Can’t Enable Selinux CentOS 6.5

Home » CentOS » Can’t Enable Selinux CentOS 6.5
CentOS 4 Comments

No mysterious breakages == lower support costs. The same reason MicroSoft shipped everything on and open for years and thereby built up the malware industry from scratch.

4 thoughts on - Can’t Enable Selinux CentOS 6.5

  • I have that vague feeling that what I’m about to say will probably be declared wrong… Still. From the very beginning I do not consider SELinux adding to the security of the system. How can it if it can be turned off on the fly? On the other hand, it adds hundreds of thousands of lines to kernel code which does exactly opposite: deteriorates security by potentially introducing bugs. I discovered at some point that there are other people out there who share this opinion ;-)

    So, my question is: can someone design attack scenario which would be successful if it were not for SELinux, and which is thwarted by SELinux. Note that the fact that script kiddie just forgot to put as a first line

    /usr/sbin/setenforce 0

    doesn’t make such example a solid case pro SELinux for me.

    Thanks a lot for your insight! (Always hoping to learn ;-)


    Valeri Galtsev Sr System Administrator Department of Astronomy and Astrophysics Kavli Institute for Cosmological Physics University of Chicago Phone: 773-702-4247

  • Disabling SELinux requires root privileges at which point most all security implimentations are pretty useless.

    Firewalls add much code to the kernel and can also be “turned off on the fly” by any “script kiddie” with root privileges. Should we discount them too?

    IMHO your arguments are weak with bad examples. The questions you should be asking is how effective would SELinux be in preventing an initial remote exploit, or preventing an attacker gaining further escalation of privileges once they have gained access to the system.

    In answer to your question, you will find lots of good real life examples in Dans’ blog here:

  • First of all, thanks for your input!

    Not necessarily. There was (or still is?) kernel patch by Purdue University folks, called LIDS (Linux Intrusion Detection System, if my memory doesn’t fail me). It is slightly different from what the name suggests. Basically, upon successful boot root is demoted to user nobody. That’s it, you can be root, you can not do anything. Administering such system is a bitch (you only can make changes off line). But try to break into this. So, there is at least one implementation. Incidentally, LIDS
    was too a candidate into mainstream kernel, but somehow SELinux won, or maybe the last didn’t affect it…

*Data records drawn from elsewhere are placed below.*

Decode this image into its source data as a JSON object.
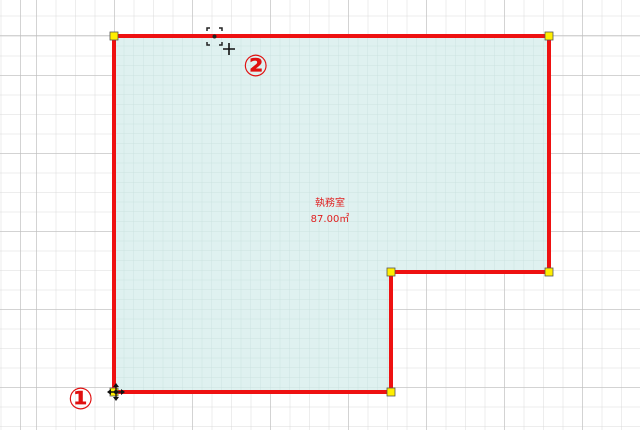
{
  "room": {
    "name": "執務室",
    "area": "87.00㎡"
  },
  "markers": {
    "start": "①",
    "next": "②"
  },
  "colors": {
    "wall": "#ee1111",
    "fill": "#dff1f0",
    "handle": "#ffee00",
    "label": "#e02020"
  },
  "icons": {
    "snap_cursor": "snap-crosshair-icon",
    "move_cursor": "move-arrows-icon"
  }
}
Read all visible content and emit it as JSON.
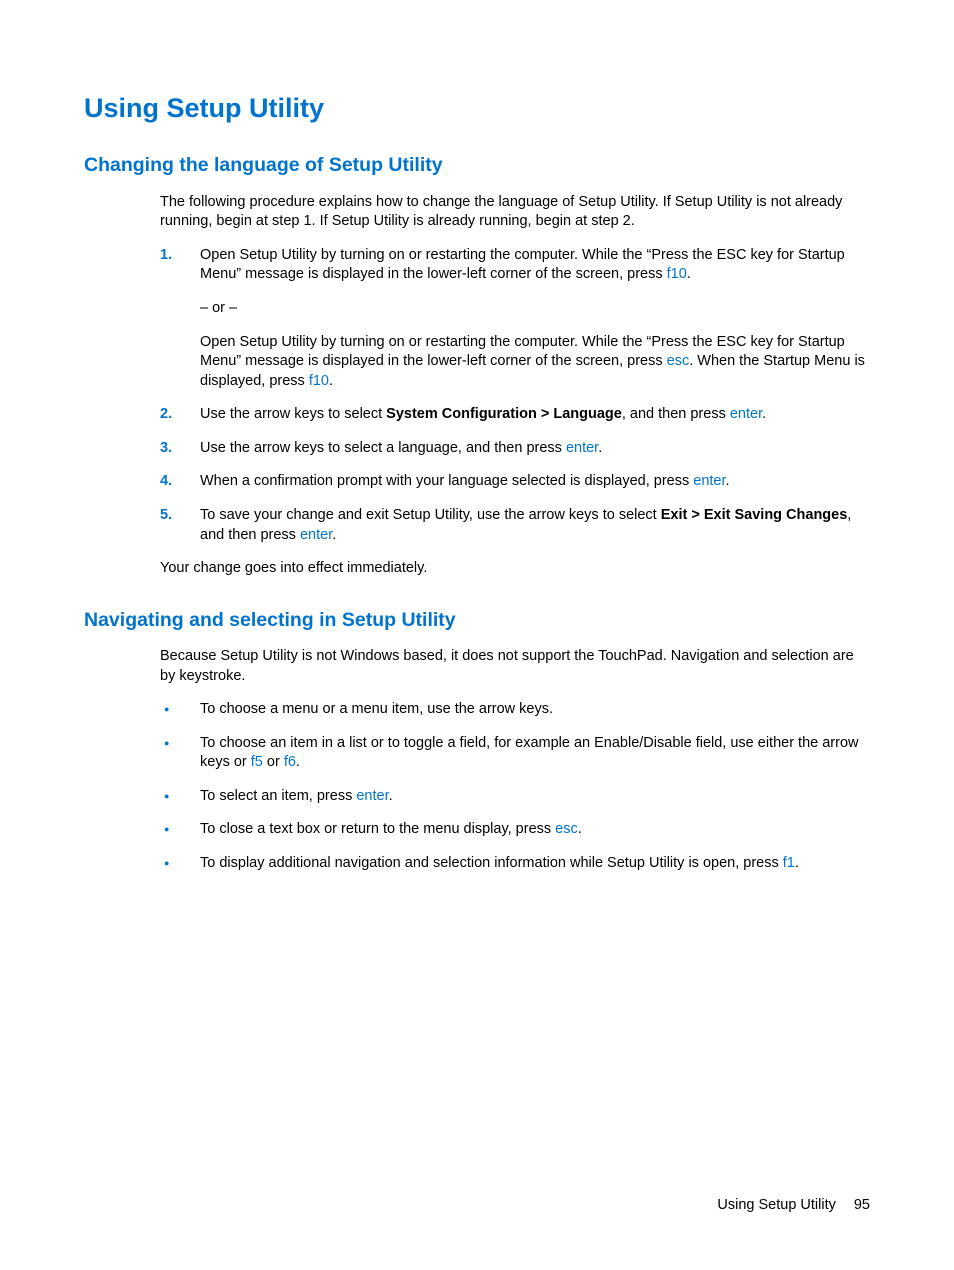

    I wouldn’t argue on that. My teaches kept repeating there are no stupid questions, stupid is not to ask questions… To learn what good something does _is_ helpful, no argument. To ask what can do better than existing solution may be more productive as encouraging to move farther.

    Thanks for the link, I’ll do my careful reading, I likely will change my opinion some… we’ll see. My trouble may be: I definitely will compare what I read with LISD subconsciously ;-(

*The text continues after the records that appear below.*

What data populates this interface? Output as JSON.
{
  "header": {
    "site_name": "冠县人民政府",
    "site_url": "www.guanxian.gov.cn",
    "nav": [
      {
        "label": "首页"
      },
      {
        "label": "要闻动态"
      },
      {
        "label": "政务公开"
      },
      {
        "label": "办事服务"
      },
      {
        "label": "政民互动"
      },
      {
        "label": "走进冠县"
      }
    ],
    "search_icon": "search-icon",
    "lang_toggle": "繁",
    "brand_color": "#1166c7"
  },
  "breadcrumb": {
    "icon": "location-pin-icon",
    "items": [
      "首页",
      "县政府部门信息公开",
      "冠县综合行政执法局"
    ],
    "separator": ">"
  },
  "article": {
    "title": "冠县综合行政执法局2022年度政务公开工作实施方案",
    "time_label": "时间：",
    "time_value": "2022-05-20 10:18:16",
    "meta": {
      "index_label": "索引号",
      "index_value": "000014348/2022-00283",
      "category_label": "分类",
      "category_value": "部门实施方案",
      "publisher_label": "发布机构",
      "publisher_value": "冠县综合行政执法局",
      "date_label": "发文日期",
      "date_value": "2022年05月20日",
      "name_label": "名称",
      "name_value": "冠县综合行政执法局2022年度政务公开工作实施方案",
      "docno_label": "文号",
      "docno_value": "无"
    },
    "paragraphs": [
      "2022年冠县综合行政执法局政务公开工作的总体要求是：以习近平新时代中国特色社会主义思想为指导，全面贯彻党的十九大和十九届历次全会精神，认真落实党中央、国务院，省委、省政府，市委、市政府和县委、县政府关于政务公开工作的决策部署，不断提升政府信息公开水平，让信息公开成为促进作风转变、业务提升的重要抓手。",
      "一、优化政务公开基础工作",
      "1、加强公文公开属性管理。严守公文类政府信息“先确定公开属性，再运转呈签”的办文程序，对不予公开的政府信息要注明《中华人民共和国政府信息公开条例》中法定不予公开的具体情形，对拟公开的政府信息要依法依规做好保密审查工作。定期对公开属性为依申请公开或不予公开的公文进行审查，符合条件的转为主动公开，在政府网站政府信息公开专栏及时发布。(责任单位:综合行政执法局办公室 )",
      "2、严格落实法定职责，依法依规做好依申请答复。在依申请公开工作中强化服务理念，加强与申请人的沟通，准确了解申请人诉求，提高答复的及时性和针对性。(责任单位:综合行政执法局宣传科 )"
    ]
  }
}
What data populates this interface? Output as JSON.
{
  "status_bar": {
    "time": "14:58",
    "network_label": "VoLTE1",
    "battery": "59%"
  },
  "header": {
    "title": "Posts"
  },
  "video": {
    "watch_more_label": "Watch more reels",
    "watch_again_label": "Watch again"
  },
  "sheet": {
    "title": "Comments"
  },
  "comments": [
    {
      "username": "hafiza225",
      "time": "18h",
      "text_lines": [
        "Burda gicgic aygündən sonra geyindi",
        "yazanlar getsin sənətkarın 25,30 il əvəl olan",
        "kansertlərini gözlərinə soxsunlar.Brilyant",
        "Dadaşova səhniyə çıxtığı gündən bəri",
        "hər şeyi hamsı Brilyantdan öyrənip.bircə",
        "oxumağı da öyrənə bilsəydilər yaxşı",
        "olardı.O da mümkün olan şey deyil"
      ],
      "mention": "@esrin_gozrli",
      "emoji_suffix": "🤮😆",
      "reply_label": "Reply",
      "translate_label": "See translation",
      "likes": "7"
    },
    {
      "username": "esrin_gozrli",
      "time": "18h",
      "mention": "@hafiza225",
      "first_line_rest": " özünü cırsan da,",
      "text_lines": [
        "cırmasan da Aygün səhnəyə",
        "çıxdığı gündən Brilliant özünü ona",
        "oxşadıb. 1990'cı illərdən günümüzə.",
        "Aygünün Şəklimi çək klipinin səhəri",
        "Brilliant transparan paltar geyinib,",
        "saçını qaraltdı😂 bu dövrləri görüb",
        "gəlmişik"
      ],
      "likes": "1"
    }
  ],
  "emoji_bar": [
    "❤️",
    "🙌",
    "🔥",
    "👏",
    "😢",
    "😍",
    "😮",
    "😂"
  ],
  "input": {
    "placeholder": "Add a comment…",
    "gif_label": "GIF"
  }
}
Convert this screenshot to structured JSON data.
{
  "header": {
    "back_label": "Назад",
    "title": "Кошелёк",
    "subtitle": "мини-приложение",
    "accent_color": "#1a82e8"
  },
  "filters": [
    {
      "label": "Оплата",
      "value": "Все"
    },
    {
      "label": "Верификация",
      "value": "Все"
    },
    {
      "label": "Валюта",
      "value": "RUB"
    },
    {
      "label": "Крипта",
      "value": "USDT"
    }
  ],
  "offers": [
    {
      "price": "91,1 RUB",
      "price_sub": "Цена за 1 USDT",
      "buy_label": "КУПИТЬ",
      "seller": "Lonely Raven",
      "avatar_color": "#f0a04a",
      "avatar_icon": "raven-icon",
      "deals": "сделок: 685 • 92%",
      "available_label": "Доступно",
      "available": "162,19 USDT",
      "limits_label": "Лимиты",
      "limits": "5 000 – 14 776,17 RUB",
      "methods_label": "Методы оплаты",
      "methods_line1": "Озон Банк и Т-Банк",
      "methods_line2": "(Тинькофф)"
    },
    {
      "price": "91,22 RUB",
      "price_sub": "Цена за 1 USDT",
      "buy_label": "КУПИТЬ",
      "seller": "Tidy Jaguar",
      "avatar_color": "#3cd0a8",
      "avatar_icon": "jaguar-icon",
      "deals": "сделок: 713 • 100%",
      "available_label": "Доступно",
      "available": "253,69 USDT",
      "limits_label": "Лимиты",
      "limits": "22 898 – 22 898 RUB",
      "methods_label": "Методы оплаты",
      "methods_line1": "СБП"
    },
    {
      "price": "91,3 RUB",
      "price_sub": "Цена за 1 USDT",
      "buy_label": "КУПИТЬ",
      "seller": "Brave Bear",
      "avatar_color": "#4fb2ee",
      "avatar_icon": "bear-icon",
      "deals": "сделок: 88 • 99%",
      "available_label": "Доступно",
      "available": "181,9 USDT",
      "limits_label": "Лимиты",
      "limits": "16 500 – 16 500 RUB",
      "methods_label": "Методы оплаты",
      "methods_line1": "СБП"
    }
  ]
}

    Thanks again!


    Valeri Galtsev Sr System Administrator Department of Astronomy and Astrophysics Kavli Institute for Cosmological Physics University of Chicago Phone: 773-702-4247

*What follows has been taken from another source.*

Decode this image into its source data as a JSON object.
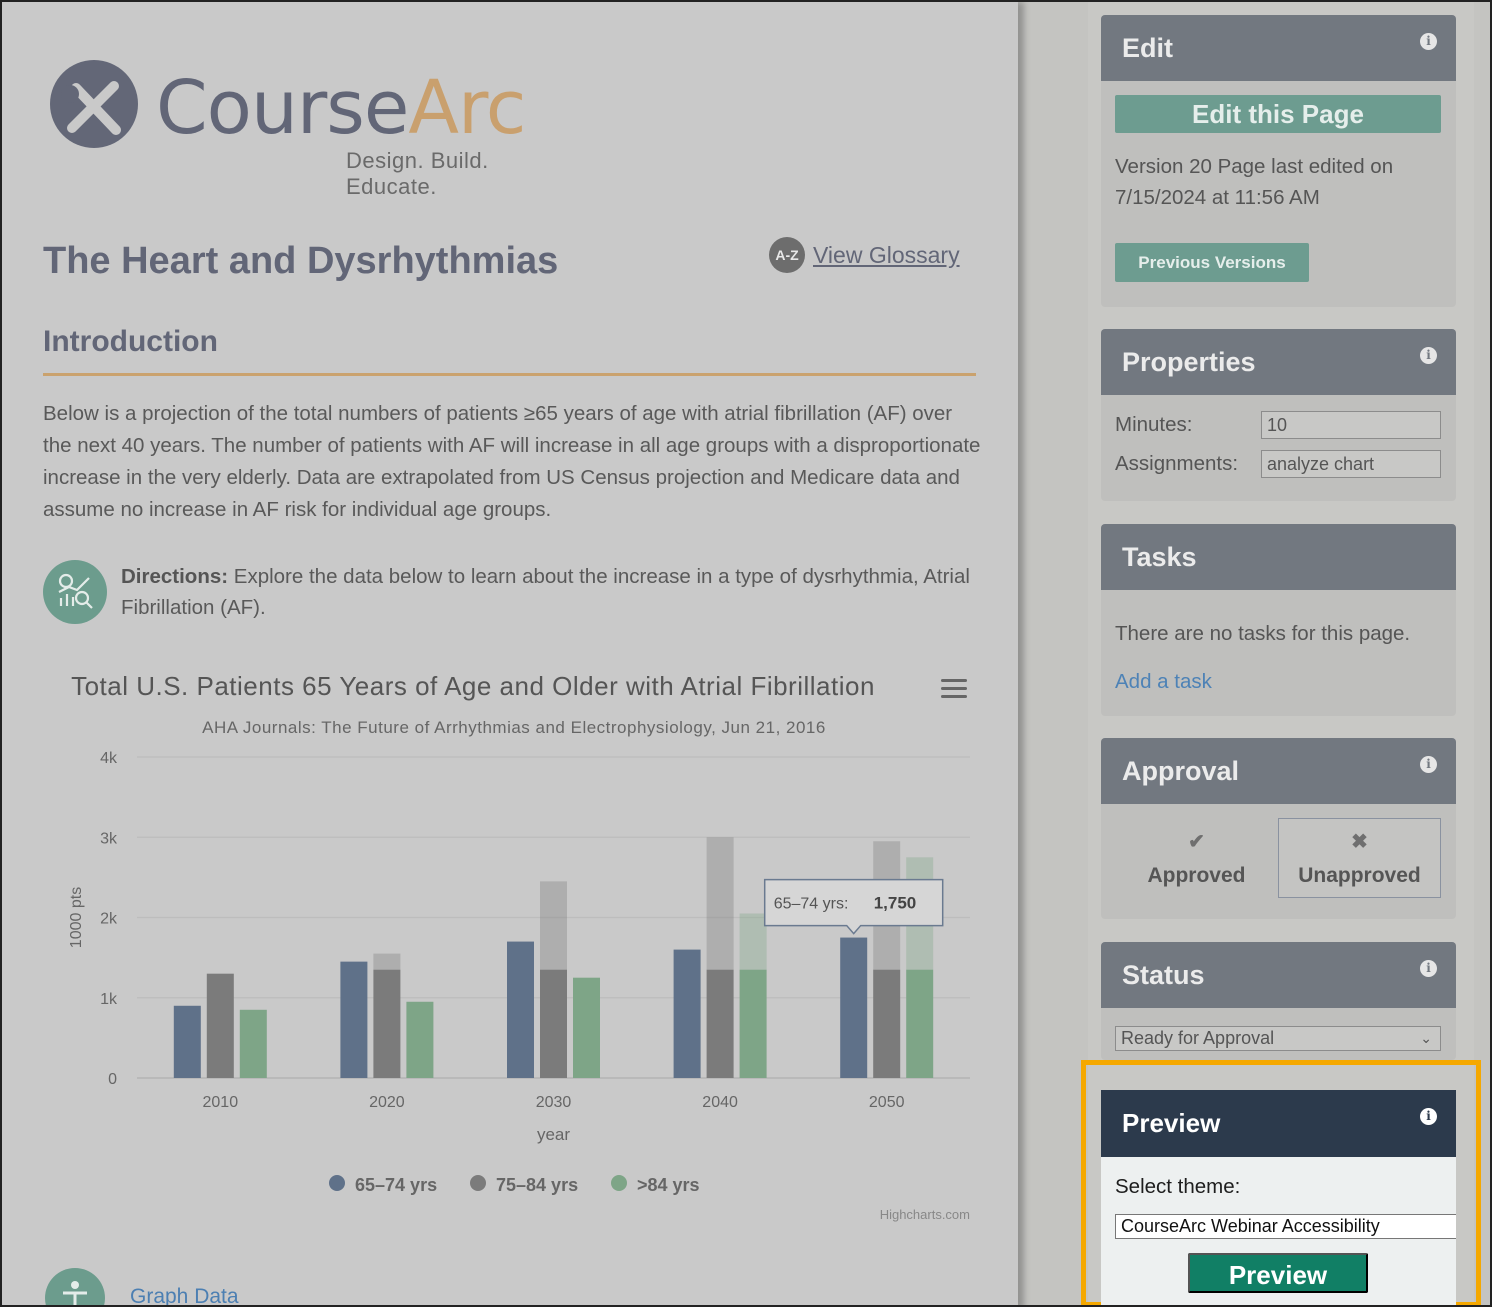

  • If this attack scenario is attacking a service running as root (which would be required to setenforce 0), it’d still be prevented as long as the service runs in a confined domain that would have rules to stop it (which most services have, for obvious reasons).

    This is one of the reasons why its best to run the packaged software, in standard locations. Running apache from
    /usr/local/apache-1.2.3/sbin/httpd instead of /usr/sbin/httpd would mean it would be missing the wrong context and wouldn’t have all the built-in protection included in the SELinux httpd policy.